Alternative Alternatives: ALT2 Conference Review
December 5, 2019
By Jessica M. Curley
On 29 September 2014, Bonhams auction house, together with BigelowSands LLC, hosted the fourth ALT2 Conference at its Madison Avenue location in New York City, where about 100 attendees from a multitude of industries including banking, marketing, commodity trading, and law gathered to hear world leading experts in these fields discuss investments in “alternative alternative assets.” The three panels were dedicated to rare gems and diamonds, healthcare and entertainment royalty rights, and vintage cars.
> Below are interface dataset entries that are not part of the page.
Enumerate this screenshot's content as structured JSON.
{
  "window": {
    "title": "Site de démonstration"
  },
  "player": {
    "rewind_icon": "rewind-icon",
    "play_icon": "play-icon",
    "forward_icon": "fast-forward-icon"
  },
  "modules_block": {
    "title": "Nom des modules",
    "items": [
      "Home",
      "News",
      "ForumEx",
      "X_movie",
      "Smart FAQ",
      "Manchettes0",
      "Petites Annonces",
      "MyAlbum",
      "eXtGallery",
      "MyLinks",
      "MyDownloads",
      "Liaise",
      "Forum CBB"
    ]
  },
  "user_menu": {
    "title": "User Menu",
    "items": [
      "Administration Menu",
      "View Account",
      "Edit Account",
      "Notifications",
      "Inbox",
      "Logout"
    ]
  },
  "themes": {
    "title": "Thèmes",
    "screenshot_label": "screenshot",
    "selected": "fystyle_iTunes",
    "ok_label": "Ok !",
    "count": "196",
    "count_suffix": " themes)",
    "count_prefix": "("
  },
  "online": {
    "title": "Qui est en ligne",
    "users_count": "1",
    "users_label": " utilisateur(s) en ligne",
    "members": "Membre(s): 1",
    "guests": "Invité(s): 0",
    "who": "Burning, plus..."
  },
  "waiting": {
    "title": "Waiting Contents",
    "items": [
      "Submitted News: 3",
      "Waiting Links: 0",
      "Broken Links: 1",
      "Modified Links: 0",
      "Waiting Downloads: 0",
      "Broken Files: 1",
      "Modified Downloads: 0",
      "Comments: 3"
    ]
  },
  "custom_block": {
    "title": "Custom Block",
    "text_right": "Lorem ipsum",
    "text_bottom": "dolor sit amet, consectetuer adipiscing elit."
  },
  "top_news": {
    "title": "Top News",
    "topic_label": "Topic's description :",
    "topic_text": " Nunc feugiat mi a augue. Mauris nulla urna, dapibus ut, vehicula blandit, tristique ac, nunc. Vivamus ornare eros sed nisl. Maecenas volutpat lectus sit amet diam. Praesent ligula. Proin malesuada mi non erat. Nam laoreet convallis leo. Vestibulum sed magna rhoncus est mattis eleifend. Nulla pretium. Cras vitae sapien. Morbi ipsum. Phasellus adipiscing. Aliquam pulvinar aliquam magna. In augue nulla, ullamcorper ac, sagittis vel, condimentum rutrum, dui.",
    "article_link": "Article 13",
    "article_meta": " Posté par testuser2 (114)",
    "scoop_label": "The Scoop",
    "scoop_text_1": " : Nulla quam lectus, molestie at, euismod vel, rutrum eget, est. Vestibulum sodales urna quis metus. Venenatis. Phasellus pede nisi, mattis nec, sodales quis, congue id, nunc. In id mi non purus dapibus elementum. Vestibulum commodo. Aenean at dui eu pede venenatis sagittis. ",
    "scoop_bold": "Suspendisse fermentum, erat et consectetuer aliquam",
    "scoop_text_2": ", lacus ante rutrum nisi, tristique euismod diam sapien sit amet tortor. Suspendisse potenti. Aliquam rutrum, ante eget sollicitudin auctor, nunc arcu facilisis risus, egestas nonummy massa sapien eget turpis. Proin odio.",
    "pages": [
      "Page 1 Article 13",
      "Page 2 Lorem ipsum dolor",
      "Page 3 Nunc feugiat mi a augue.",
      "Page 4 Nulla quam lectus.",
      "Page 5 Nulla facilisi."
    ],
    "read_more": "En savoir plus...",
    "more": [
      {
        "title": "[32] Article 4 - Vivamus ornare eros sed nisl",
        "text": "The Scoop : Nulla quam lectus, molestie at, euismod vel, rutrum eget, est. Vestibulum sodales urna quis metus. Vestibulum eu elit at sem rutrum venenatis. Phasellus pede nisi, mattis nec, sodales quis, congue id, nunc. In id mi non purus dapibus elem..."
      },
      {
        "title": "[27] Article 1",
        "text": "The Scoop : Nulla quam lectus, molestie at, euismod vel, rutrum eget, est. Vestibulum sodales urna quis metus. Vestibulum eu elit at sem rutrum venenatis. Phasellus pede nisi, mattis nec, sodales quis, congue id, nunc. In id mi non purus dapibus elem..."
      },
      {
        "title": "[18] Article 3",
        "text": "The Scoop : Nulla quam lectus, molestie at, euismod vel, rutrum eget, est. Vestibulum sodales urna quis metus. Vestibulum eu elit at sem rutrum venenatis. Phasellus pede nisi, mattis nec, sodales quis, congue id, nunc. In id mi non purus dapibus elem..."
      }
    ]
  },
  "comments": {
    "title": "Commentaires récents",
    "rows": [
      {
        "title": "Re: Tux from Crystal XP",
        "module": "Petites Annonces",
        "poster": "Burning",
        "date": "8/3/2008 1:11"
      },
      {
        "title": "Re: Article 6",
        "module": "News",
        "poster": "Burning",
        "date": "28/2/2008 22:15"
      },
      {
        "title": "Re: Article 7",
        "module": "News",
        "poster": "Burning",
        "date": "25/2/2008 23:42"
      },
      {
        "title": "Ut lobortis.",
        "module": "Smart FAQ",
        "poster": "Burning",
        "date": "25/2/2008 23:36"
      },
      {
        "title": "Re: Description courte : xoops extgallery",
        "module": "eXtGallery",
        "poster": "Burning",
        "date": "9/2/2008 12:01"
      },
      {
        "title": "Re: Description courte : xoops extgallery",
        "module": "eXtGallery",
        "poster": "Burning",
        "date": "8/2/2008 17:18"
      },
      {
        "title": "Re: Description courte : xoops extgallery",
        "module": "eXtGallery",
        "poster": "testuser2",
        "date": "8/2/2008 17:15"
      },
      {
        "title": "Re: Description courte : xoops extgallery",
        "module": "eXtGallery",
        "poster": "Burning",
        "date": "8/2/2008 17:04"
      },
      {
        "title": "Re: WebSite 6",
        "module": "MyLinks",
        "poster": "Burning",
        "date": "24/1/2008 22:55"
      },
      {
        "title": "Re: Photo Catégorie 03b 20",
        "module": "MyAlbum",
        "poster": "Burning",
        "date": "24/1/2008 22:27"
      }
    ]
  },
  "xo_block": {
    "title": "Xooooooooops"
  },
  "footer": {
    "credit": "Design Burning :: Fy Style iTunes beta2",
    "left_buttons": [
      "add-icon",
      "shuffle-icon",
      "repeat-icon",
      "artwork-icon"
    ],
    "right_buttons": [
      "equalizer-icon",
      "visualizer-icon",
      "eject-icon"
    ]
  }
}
Some of the speakers included Susan Abeles, Director of US Jewelry, Roger Miller, CEO of Alchemy Copyrights and CIO the Bicycle Music Company, and Bruce Wennerstrom, Founder, Chairman and CEO of the Greenwich Concours d’Elegance. The half-day conference was followed by a wine tasting event lead by Jennifer Williams-Bulkeley, Managing Partner of AOC Investment Advisors.
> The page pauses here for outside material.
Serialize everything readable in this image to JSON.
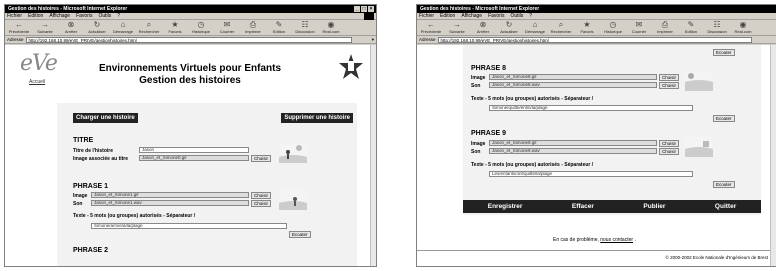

An “alternative asset” is a newer type of asset that traditionally had not been included in a standard investment portfolio. Some “alternative assets” include hedge funds, venture capital, real property, and commodities. A distinguished class of alternative assets, so-called “alternative alternative assets,” has begun to increase in popularity and includes diamonds, fine art, stringed instruments, vintage cars, healthcare and entertainment royalty rights, wine and vintage watches.
At ALT2 event experts discussed how these alternative alternative assets have gained in popularity and are becoming increasingly accepted as a way to further diversify investment portfolios. For example, panelist Alan Landau, CEO and co-founding Partner of Novel Asset Management, attorney by training and graduate of Benjamin N. Cardozo School of Law, advised that the diamond industry is not highly regulated in general, and that because diamonds are not classified as a financial product, they are not regulated by securities laws despite their being utilized for investment purposes. Mahyar Makzani, Co-Founder & Joint Managing Director of Sciens Colour Diamonds Fund, who moderated the panel on diamonds, noted that his fund voluntarily provides clients with “comfort points” to fill the gap created by the lack of regulatory oversight of this specific asset class.
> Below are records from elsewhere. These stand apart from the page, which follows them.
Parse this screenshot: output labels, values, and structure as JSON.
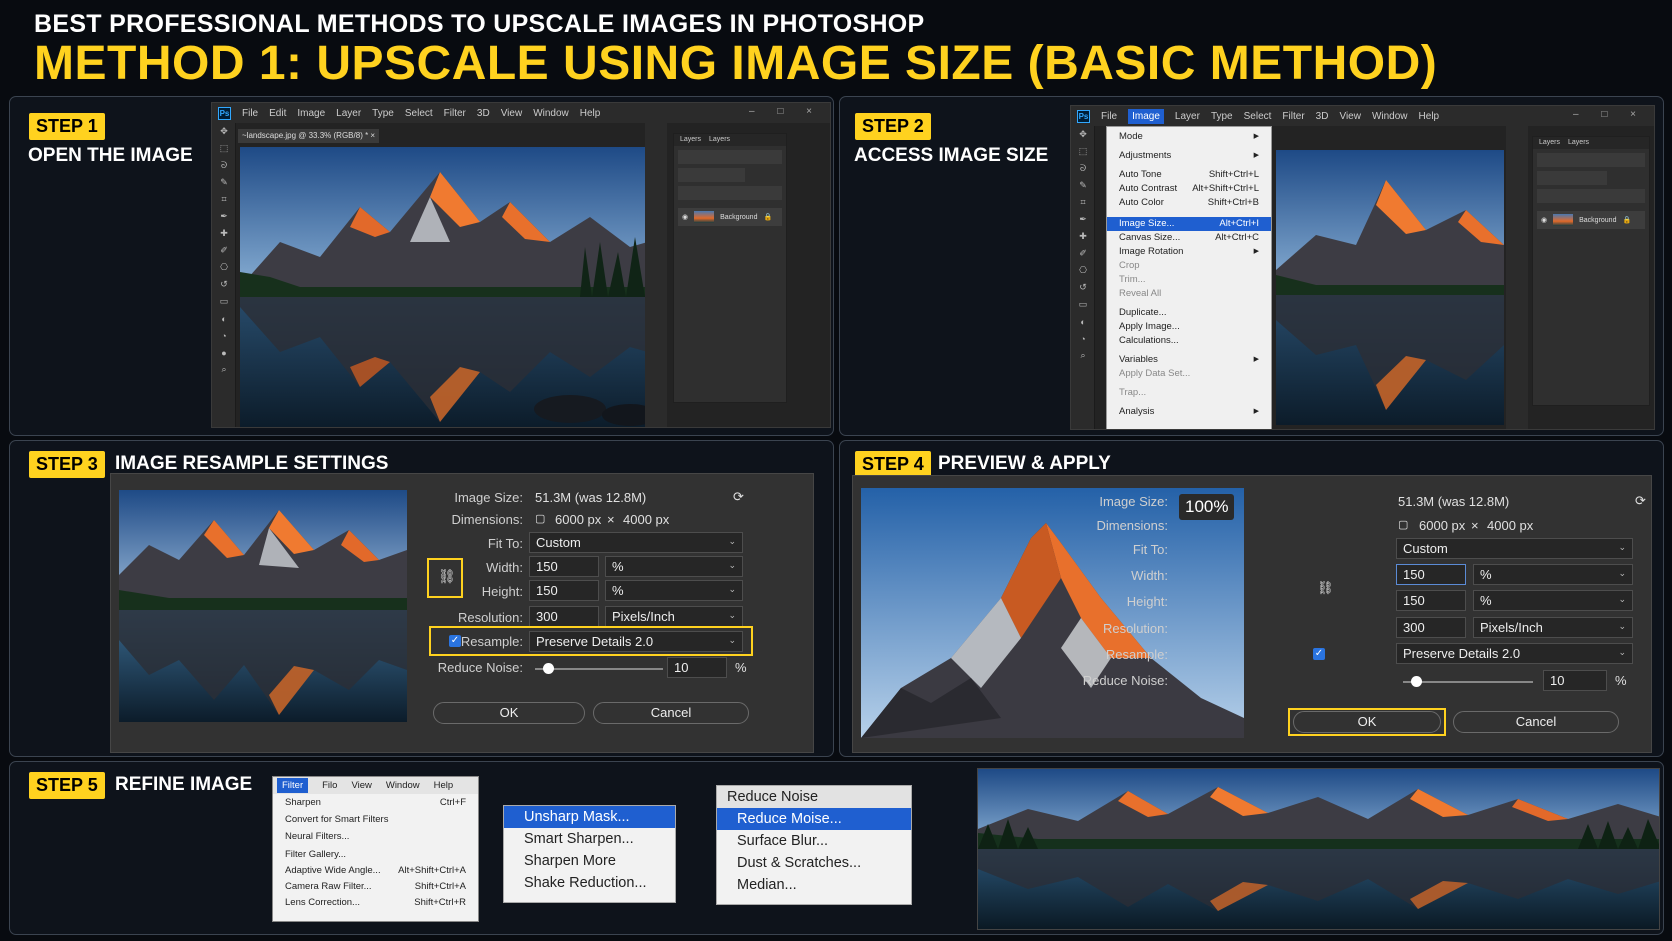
{
  "header": {
    "subtitle": "BEST PROFESSIONAL METHODS TO UPSCALE IMAGES IN PHOTOSHOP",
    "title": "METHOD 1: UPSCALE USING IMAGE SIZE (BASIC METHOD)"
  },
  "colors": {
    "accent": "#ffd21f",
    "menu_selection": "#1f5fd0",
    "photoshop_blue": "#31a8ff"
  },
  "step1": {
    "badge": "STEP 1",
    "title": "OPEN THE IMAGE",
    "menu": [
      "File",
      "Edit",
      "Image",
      "Layer",
      "Type",
      "Select",
      "Filter",
      "3D",
      "View",
      "Window",
      "Help"
    ],
    "doc_tab": "~landscape.jpg @ 33.3% (RGB/8) *  ×",
    "layers_tabs": [
      "Layers",
      "Layers"
    ],
    "layer_name": "Background",
    "window_controls": "– □ ×"
  },
  "step2": {
    "badge": "STEP 2",
    "title": "ACCESS IMAGE SIZE",
    "menu": [
      "File",
      "Image",
      "Layer",
      "Type",
      "Select",
      "Filter",
      "3D",
      "View",
      "Window",
      "Help"
    ],
    "layers_tabs": [
      "Layers",
      "Layers"
    ],
    "layer_name": "Background",
    "window_controls": "– □ ×",
    "dropdown": {
      "mode": "Mode",
      "adjustments": "Adjustments",
      "auto_tone": "Auto Tone",
      "auto_tone_key": "Shift+Ctrl+L",
      "auto_contrast": "Auto Contrast",
      "auto_contrast_key": "Alt+Shift+Ctrl+L",
      "auto_color": "Auto Color",
      "auto_color_key": "Shift+Ctrl+B",
      "image_size": "Image Size...",
      "image_size_key": "Alt+Ctrl+I",
      "canvas_size": "Canvas Size...",
      "canvas_size_key": "Alt+Ctrl+C",
      "image_rotation": "Image Rotation",
      "crop": "Crop",
      "trim": "Trim...",
      "reveal_all": "Reveal All",
      "duplicate": "Duplicate...",
      "apply_image": "Apply Image...",
      "calculations": "Calculations...",
      "variables": "Variables",
      "apply_data_set": "Apply Data Set...",
      "trap": "Trap...",
      "analysis": "Analysis"
    }
  },
  "step3": {
    "badge": "STEP 3",
    "title": "IMAGE RESAMPLE SETTINGS",
    "dialog": {
      "image_size_label": "Image Size:",
      "image_size_value": "51.3M (was 12.8M)",
      "dimensions_label": "Dimensions:",
      "dim_w": "6000 px",
      "dim_x": "×",
      "dim_h": "4000 px",
      "fit_to_label": "Fit To:",
      "fit_to_value": "Custom",
      "width_label": "Width:",
      "width_value": "150",
      "width_unit": "%",
      "height_label": "Height:",
      "height_value": "150",
      "height_unit": "%",
      "resolution_label": "Resolution:",
      "resolution_value": "300",
      "resolution_unit": "Pixels/Inch",
      "resample_label": "Resample:",
      "resample_value": "Preserve Details 2.0",
      "noise_label": "Reduce Noise:",
      "noise_value": "10",
      "noise_unit": "%",
      "noise_fraction": 0.1,
      "ok": "OK",
      "cancel": "Cancel"
    }
  },
  "step4": {
    "badge": "STEP 4",
    "title": "PREVIEW & APPLY",
    "zoom": "100%",
    "dialog": {
      "image_size_label": "Image Size:",
      "image_size_value": "51.3M (was 12.8M)",
      "dimensions_label": "Dimensions:",
      "dim_w": "6000 px",
      "dim_x": "×",
      "dim_h": "4000 px",
      "fit_to_label": "Fit To:",
      "fit_to_value": "Custom",
      "width_label": "Width:",
      "width_value": "150",
      "width_unit": "%",
      "height_label": "Height:",
      "height_value": "150",
      "height_unit": "%",
      "resolution_label": "Resolution:",
      "resolution_value": "300",
      "resolution_unit": "Pixels/Inch",
      "resample_label": "Resample:",
      "resample_value": "Preserve Details 2.0",
      "noise_label": "Reduce Noise:",
      "noise_value": "10",
      "noise_unit": "%",
      "noise_fraction": 0.1,
      "ok": "OK",
      "cancel": "Cancel"
    }
  },
  "step5": {
    "badge": "STEP 5",
    "title": "REFINE IMAGE",
    "filter_menu_bar": [
      "Filter",
      "Filo",
      "View",
      "Window",
      "Help"
    ],
    "filter_items": [
      {
        "label": "Sharpen",
        "key": "Ctrl+F"
      },
      {
        "label": "Convert for Smart Filters",
        "key": ""
      },
      {
        "label": "Neural Filters...",
        "key": ""
      },
      {
        "label": "Filter Gallery...",
        "key": ""
      },
      {
        "label": "Adaptive Wide Angle...",
        "key": "Alt+Shift+Ctrl+A"
      },
      {
        "label": "Camera Raw Filter...",
        "key": "Shift+Ctrl+A"
      },
      {
        "label": "Lens Correction...",
        "key": "Shift+Ctrl+R"
      }
    ],
    "sharpen_submenu": [
      "Unsharp Mask...",
      "Smart Sharpen...",
      "Sharpen More",
      "Shake Reduction..."
    ],
    "noise_header": "Reduce Noise",
    "noise_submenu": [
      "Reduce Moise...",
      "Surface Blur...",
      "Dust & Scratches...",
      "Median..."
    ]
  }
}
Experts on the music, healthcare and film royalty rights panel advised that these less institutionalized assets are governed by traditional US intellectual property law. Dempsey Gable, Managing Director & Founding Fund Manager of the Opportunity Fund within Alternative Investments of APG Asset Management, explained that under US copyright law, films and television shows can be licensed to provide low yield low risk investment opportunities for investors. Panelist Tadd Wessel, Managing Director of OrbiMed, advised on the complexities of the healthcare system, and spoke to ways in which US patent law affects investment decisions regarding healthcare royalties.
The final panel, dedicated to vintage cars, discussed the steadily increasing valuation of classic cars, and the asset class’ low volatility and low correlation to other alternative alternative asset classes. Panelist Eric Minoff, a Specialist in the Motoring Department at Bonhams, advised the audience on the rapid growth of motorcar sales at auction, noting the increasing investor interest in this type of asset. Bonhams recently auctioned a 1962 Ferrari 250 GTO Berlinetta, which went for $38 million, making it the most valuable car to ever be sold at auction.
The panels seemed to strike a chord with attendees whose questions largely pertained to the regulation of certain asset classes, liquidity issues, and yield to risk ratios. The panel dedicated to royalty rights was most informative on the issue of regulation, and was of significant interest to attorneys, as this asset class is strictly governed and regulated by US intellectual property law. Regulation of diamonds and vintage cars is much less extensive, but both respective panels noted that increased investor interest could create a demand for heightened oversight. Liquidity potential also varied greatly among the various alternative alternative assets, as discussed by each panel. For example, whereas the ability to easily sell diamonds on the market make them highly liquid, copyright licenses, however, involve complex ownership and usage issues that prevent the asset from being easily alienable, and therefore have low liquidity. Yield to risk ratios also varied across the asset classes with film and TV shows providing a low risk low yield investment opportunity, while other tangible assets had a higher risk due the potential for physical damage or loss.
The ALT2 Conferences are by invitation only.
About the Author: Jessica M. Curley is a post-graduate fellow from the Benjamin N. Cardozo School of Law. She is pursuing her interest in art law and financial regulation in New York, and may be reached at jessicamcurleyATgmailDOTcom.